|U.S. Classification||134/1.1, 134/22.1, 134/1, 216/46|
|International Classification||H05K3/08, H01L21/304, H05K3/00, H01L21/302, H05K3/42, H05K3/26, H01L21/3065, B08B3/08|
|Cooperative Classification||H05K2203/095, H05K3/0055|
|Apr 8, 1986||AS||Assignment|
Owner name: INTERNATIONAL BUSINESS MACHINES CORPORATION, ARMON
Free format text: ASSIGNMENT OF ASSIGNORS INTEREST.;ASSIGNORS:EGITTO, FRANK D.;EMMI, FRANCIS;MLYNKO, WALTER E.;AND OTHERS;REEL/FRAME:004538/0102
Effective date: 19860403

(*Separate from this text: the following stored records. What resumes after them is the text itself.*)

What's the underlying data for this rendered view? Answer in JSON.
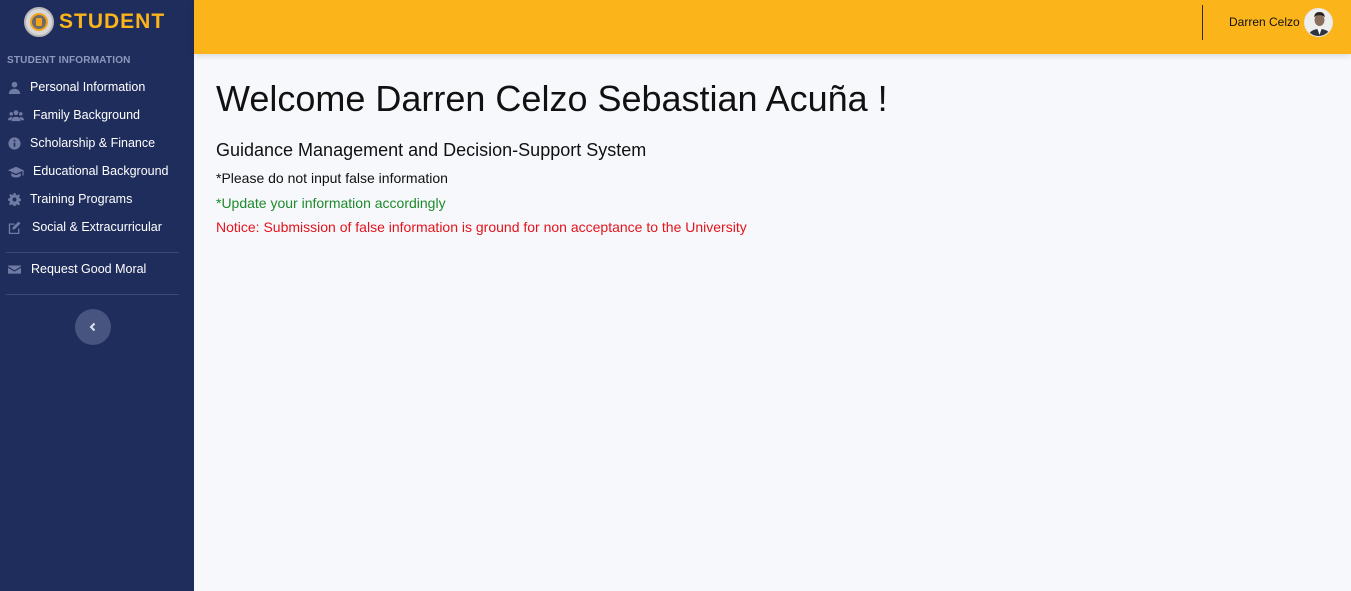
{
  "brand": {
    "name": "STUDENT"
  },
  "sidebar": {
    "section_title": "STUDENT INFORMATION",
    "items": [
      {
        "label": "Personal Information",
        "icon": "user-icon"
      },
      {
        "label": "Family Background",
        "icon": "users-icon"
      },
      {
        "label": "Scholarship & Finance",
        "icon": "info-circle-icon"
      },
      {
        "label": "Educational Background",
        "icon": "graduation-cap-icon"
      },
      {
        "label": "Training Programs",
        "icon": "gear-icon"
      },
      {
        "label": "Social & Extracurricular",
        "icon": "edit-icon"
      }
    ],
    "secondary_items": [
      {
        "label": "Request Good Moral",
        "icon": "envelope-icon"
      }
    ],
    "toggle_icon": "chevron-left-icon"
  },
  "topbar": {
    "user_name": "Darren Celzo",
    "avatar_icon": "user-avatar"
  },
  "main": {
    "welcome": "Welcome Darren Celzo Sebastian Acuña !",
    "system_name": "Guidance Management and Decision-Support System",
    "note1": "*Please do not input false information",
    "note2": "*Update your information accordingly",
    "note3": "Notice: Submission of false information is ground for non acceptance to the University"
  },
  "colors": {
    "sidebar_bg": "#1f2d5c",
    "topbar_bg": "#fbb41a",
    "brand_text": "#fbb41a",
    "success_text": "#1e8a2b",
    "danger_text": "#e3141c"
  }
}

|Oct 27, 1987||CC||Certificate of correction|
|May 18, 1990||FPAY||Fee payment|
Year of fee payment: 4
|Aug 25, 1994||FPAY||Fee payment|
Year of fee payment: 8
|Oct 20, 1998||REMI||Maintenance fee reminder mailed|
|Mar 28, 1999||LAPS||Lapse for failure to pay maintenance fees|
|Jun 8, 1999||FP||Expired due to failure to pay maintenance fee|
Effective date: 19990331